Many of these Egyptian radicals came home in the 1990s, and began another, more violent, terror campaign. While their main target was foreigners, especially tourists, this created a popular backlash for several reasons. First, the violence kept tourists away and a large number of Egyptians lost their jobs. Second, the attacks also tended to kill Egyptians. This made the Al-Gama'a al-Islamiyya members unpopular, particularly when some Egyptian children died. Finally, the Moslem Brotherhood had survived for so long because their main goal was clean government and a better life for all Egyptians. Al-Gama'a al-Islamiyya was more concerned with violence against non-Moslems and strict enforcement of religious customs that were not all that popular in Egypt. The government campaign against the terrorists was aided by many Egyptians who were repelled by the violence of the Al-Gama'a al-Islamiyya attacks. By the end of the 1990s, the terror attacks had ceased, and surviving Al-Gama'a al-Islamiyya members were in exile, many in Afghanistan. Once the radicals lost popular support, it was impossible for them to stay hidden.
The "War on Terror" in Western countries has made life difficult for Islamic radicals. Dozens of active cells in Europe and North America have been put out of action and most of their members arrested. Surviving al Qaeda members are aware that that they can no longer travel with impunity. Going to countries that still harbor al Qaeda camps (especially Iran and Lebanon) carries a large risk of detection, and eventual arrest, by Western anti-terrorism forces. The recent attacks hurt al Qaeda more than help it and were possibly the result of cells acting without adult supervision. When al Qaeda had its Afghanistan bases, it was possible for experienced al Qaeda advisors to travel the world and help local cells avoid making these kinds of mistakes.
The recent attacks in Saudi Arabia and Morocco killed a lot of locals, and much was made of this in the local media. The al Qaeda cells will soon note that the police are receiving more tips from people living near terrorist "safe houses." When this happened in 1990s Egypt, the more perceptive terrorists got out of the country. But this time there is no Afghanistan to go to. Maybe Yemen, Lebanon, Iran or Sudan. But all of these countries are under a lot of pressure to keep the terrorists out. It's not the end of al Qaeda, but killing people you talk about "liberating" is a mistake they have made before. And the results are predictable.

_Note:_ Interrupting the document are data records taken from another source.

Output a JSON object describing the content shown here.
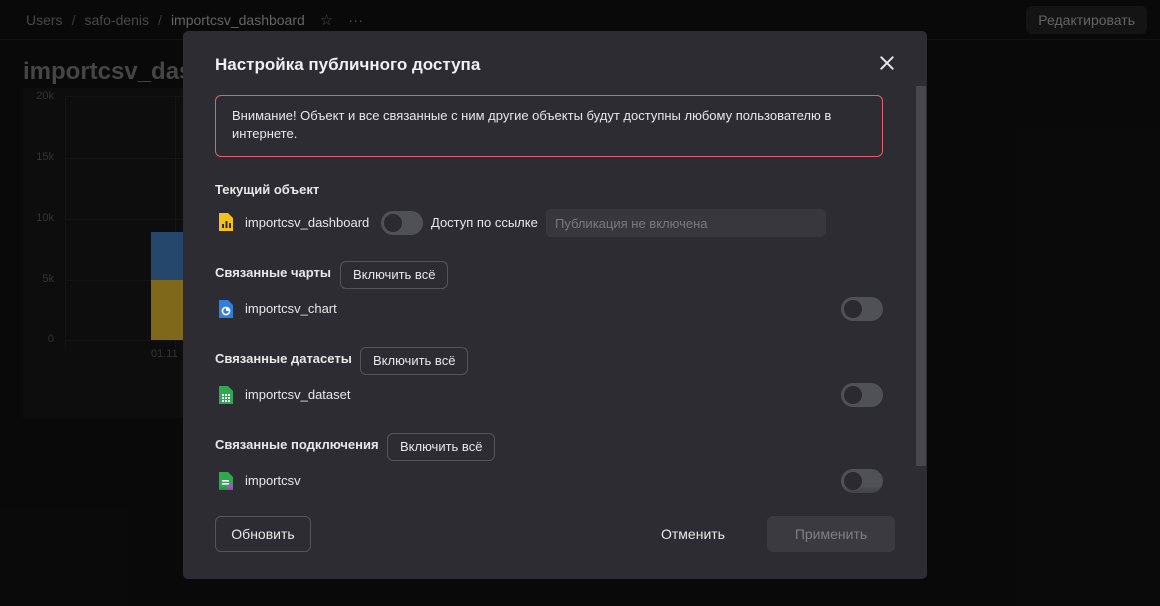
{
  "breadcrumbs": [
    "Users",
    "safo-denis",
    "importcsv_dashboard"
  ],
  "breadcrumb_separator": "/",
  "header": {
    "edit_label": "Редактировать",
    "star_icon": "star-icon",
    "more_icon": "more-icon"
  },
  "dashboard": {
    "title": "importcsv_das",
    "y_ticks": [
      "20k",
      "15k",
      "10k",
      "5k",
      "0"
    ],
    "x_tick": "01.11",
    "colors": {
      "bar_top": "#3a6ea5",
      "bar_bottom": "#c4a028"
    }
  },
  "modal": {
    "title": "Настройка публичного доступа",
    "warning": "Внимание! Объект и все связанные с ним другие объекты будут доступны любому пользователю в интернете.",
    "current": {
      "heading": "Текущий объект",
      "name": "importcsv_dashboard",
      "icon": "dashboard-icon",
      "toggle_on": false,
      "link_label": "Доступ по ссылке",
      "link_placeholder": "Публикация не включена"
    },
    "sections": [
      {
        "heading": "Связанные чарты",
        "button": "Включить всё",
        "item": "importcsv_chart",
        "icon": "chart-icon",
        "toggle_on": false
      },
      {
        "heading": "Связанные датасеты",
        "button": "Включить всё",
        "item": "importcsv_dataset",
        "icon": "dataset-icon",
        "toggle_on": false
      },
      {
        "heading": "Связанные подключения",
        "button": "Включить всё",
        "item": "importcsv",
        "icon": "connection-icon",
        "toggle_on": false
      }
    ],
    "footer": {
      "refresh": "Обновить",
      "cancel": "Отменить",
      "apply": "Применить"
    },
    "colors": {
      "warning_border": "#e0606b",
      "background": "#2d2c33"
    }
  }
}
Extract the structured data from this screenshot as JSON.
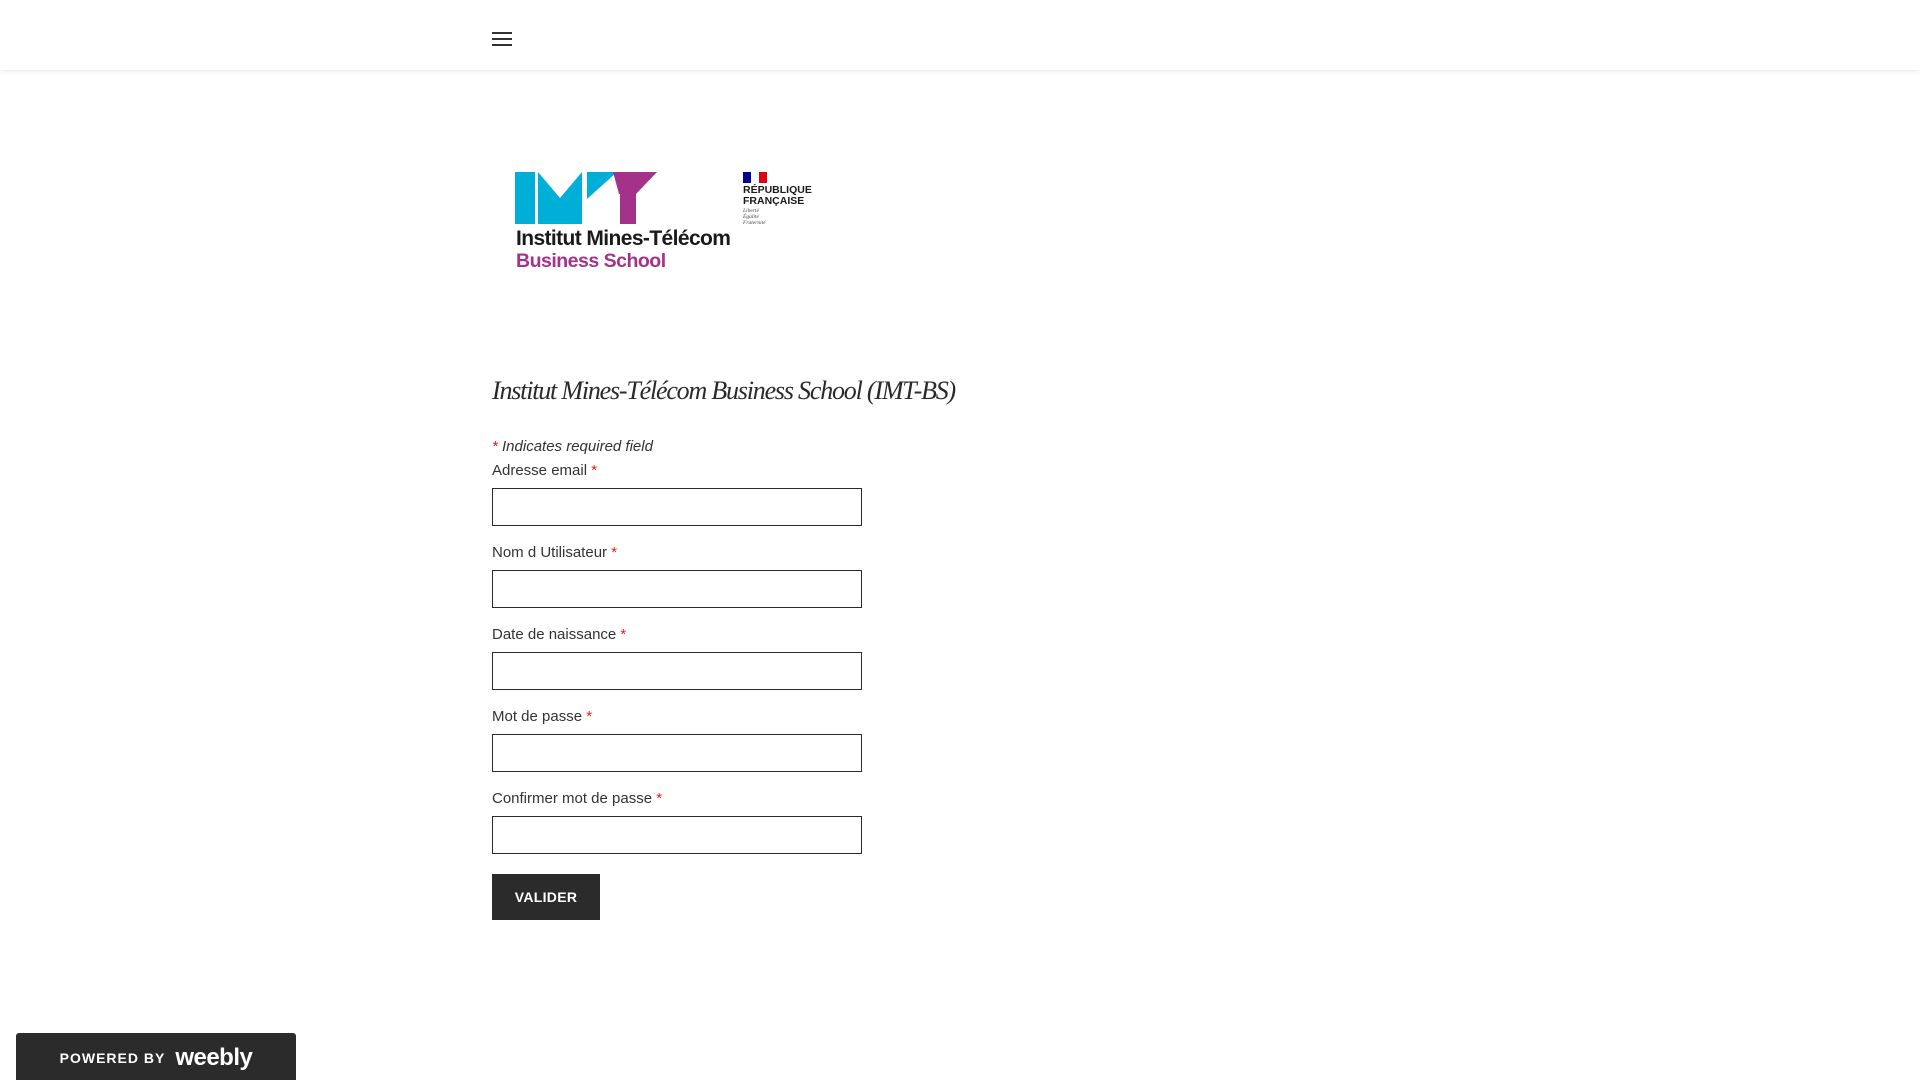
{
  "header": {
    "menu_icon": "hamburger-menu-icon"
  },
  "logo": {
    "line1": "Institut Mines-Télécom",
    "line2": "Business School",
    "colors": {
      "cyan": "#00afd8",
      "purple": "#a5328a"
    },
    "republique": {
      "line1": "RÉPUBLIQUE",
      "line2": "FRANÇAISE",
      "motto": [
        "Liberté",
        "Égalité",
        "Fraternité"
      ],
      "flag_colors": [
        "#000091",
        "#ffffff",
        "#e1000f"
      ]
    }
  },
  "page": {
    "title": "Institut Mines-Télécom Business School (IMT-BS)"
  },
  "form": {
    "required_star": "*",
    "required_note": "Indicates required field",
    "fields": [
      {
        "label": "Adresse email",
        "value": "",
        "placeholder": ""
      },
      {
        "label": "Nom d Utilisateur",
        "value": "",
        "placeholder": ""
      },
      {
        "label": "Date de naissance",
        "value": "",
        "placeholder": ""
      },
      {
        "label": "Mot de passe",
        "value": "",
        "placeholder": ""
      },
      {
        "label": "Confirmer mot de passe",
        "value": "",
        "placeholder": ""
      }
    ],
    "submit_label": "VALIDER"
  },
  "footer": {
    "powered_by": "POWERED BY",
    "brand": "weebly"
  },
  "colors": {
    "text": "#333333",
    "required": "#e01c1c",
    "button_bg": "#2b2b2b",
    "button_text": "#ffffff"
  }
}
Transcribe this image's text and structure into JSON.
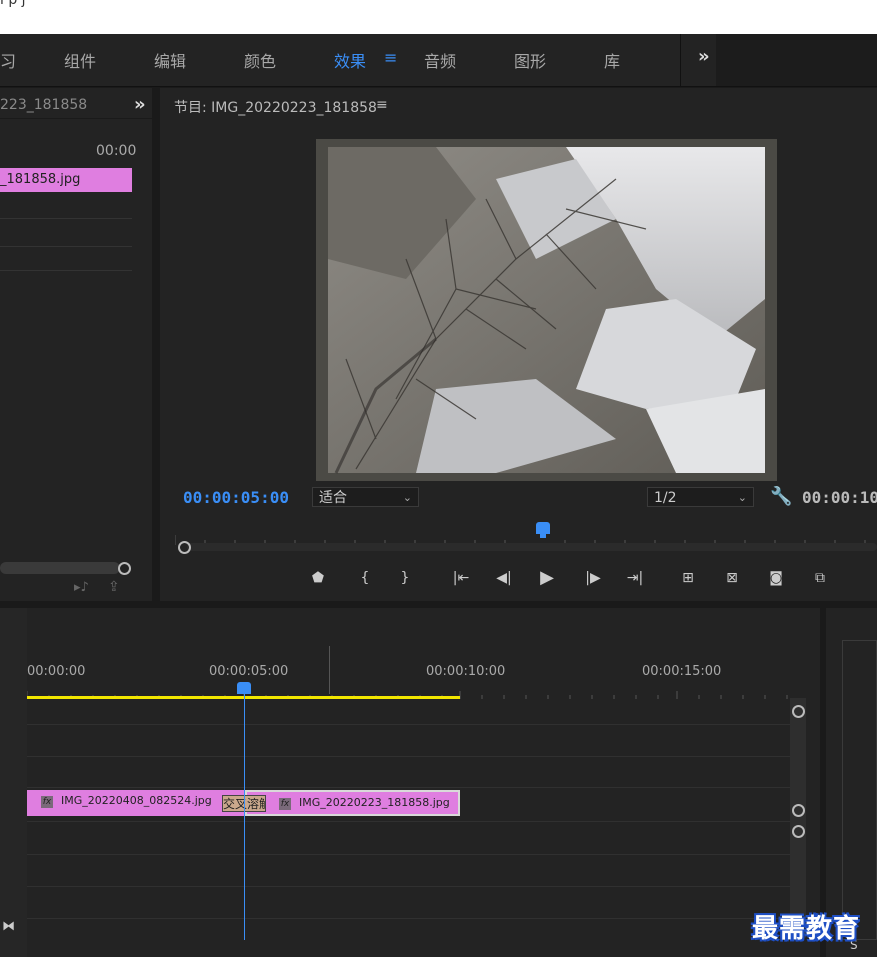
{
  "title_strip": {
    "text": "i p j"
  },
  "workspace": {
    "tabs": [
      {
        "label": "习"
      },
      {
        "label": "组件"
      },
      {
        "label": "编辑"
      },
      {
        "label": "颜色"
      },
      {
        "label": "效果"
      },
      {
        "label": "音频"
      },
      {
        "label": "图形"
      },
      {
        "label": "库"
      }
    ],
    "active_menu_glyph": "≡",
    "more_glyph": "»"
  },
  "source_panel": {
    "title": "223_181858",
    "more_glyph": "»",
    "timecode": "00:00",
    "clip_label": "_181858.jpg"
  },
  "program_panel": {
    "title": "节目: IMG_20220223_181858",
    "menu_glyph": "≡",
    "current_timecode": "00:00:05:00",
    "fit_label": "适合",
    "resolution_label": "1/2",
    "duration_timecode": "00:00:10:"
  },
  "timeline": {
    "ruler_times": [
      "00:00:00",
      "00:00:05:00",
      "00:00:10:00",
      "00:00:15:00"
    ],
    "clip1_label": "IMG_20220408_082524.jpg",
    "clip2_label": "IMG_20220223_181858.jpg",
    "fx_label": "fx",
    "transition_label": "交叉溶解",
    "playhead_fraction": 0.5
  },
  "right_panel": {
    "label": "S"
  },
  "watermark": {
    "text": "最需教育"
  },
  "colors": {
    "accent": "#3a8ef6",
    "clip": "#df7ee0",
    "work_area": "#f2e600",
    "panel_bg": "#232323"
  }
}
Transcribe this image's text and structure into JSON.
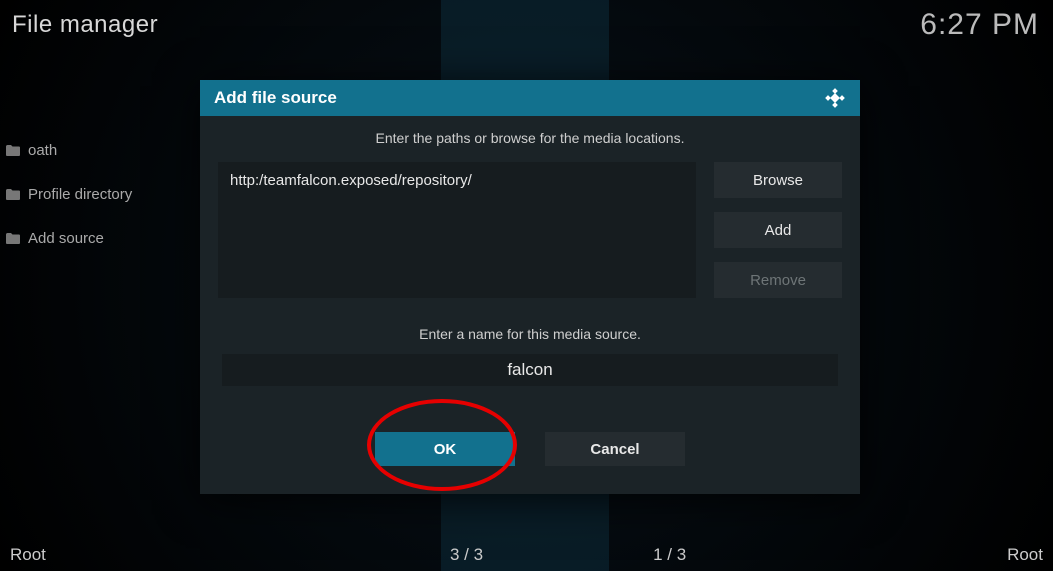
{
  "header": {
    "title": "File manager",
    "clock": "6:27 PM"
  },
  "sidebar": {
    "items": [
      {
        "label": "oath"
      },
      {
        "label": "Profile directory"
      },
      {
        "label": "Add source"
      }
    ]
  },
  "footer": {
    "left": "Root",
    "center_left": "3 / 3",
    "center_right": "1 / 3",
    "right": "Root"
  },
  "dialog": {
    "title": "Add file source",
    "paths_hint": "Enter the paths or browse for the media locations.",
    "path_value": "http:/teamfalcon.exposed/repository/",
    "buttons": {
      "browse": "Browse",
      "add": "Add",
      "remove": "Remove"
    },
    "name_hint": "Enter a name for this media source.",
    "name_value": "falcon",
    "ok": "OK",
    "cancel": "Cancel"
  }
}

Al Qaeda's attacks against Moslems in Saudi Arabia and Morocco is leading to the same kind of local backlash that destroyed Egyptian Islamic radicals in the 1990s. Al Qaeda was formed by Islamic radicals from many nations, and the most prominent group were the remnants of an Egyptian Moslem Brotherhood faction. That organization had formed in 1928 to use Islam to oppose decadent Western culture. In the 1970s, a radical faction (Al-Gama'a al-Islamiyya) split off, angry over Egypt making peace with Israel. The radicals began making violent attacks against the government, and the government fought back, with the help of the more moderate Moslem Brotherhood. Many radicals fled the country, a lot of them going to Afghanistan to fight the Russians. One of those who went into exile, spiritual leader Sheikh Omar Abdel al-Rahman, received asylum in the United States. He settled in New York City and was later arrested and convicted to a life sentence for involvement in the 1993 attempt to blow up the World Trade Center. At the time, many in the United States considered the Al-Gama'a al-Islamiyya legitimate opposition to the one party state Egypt had become.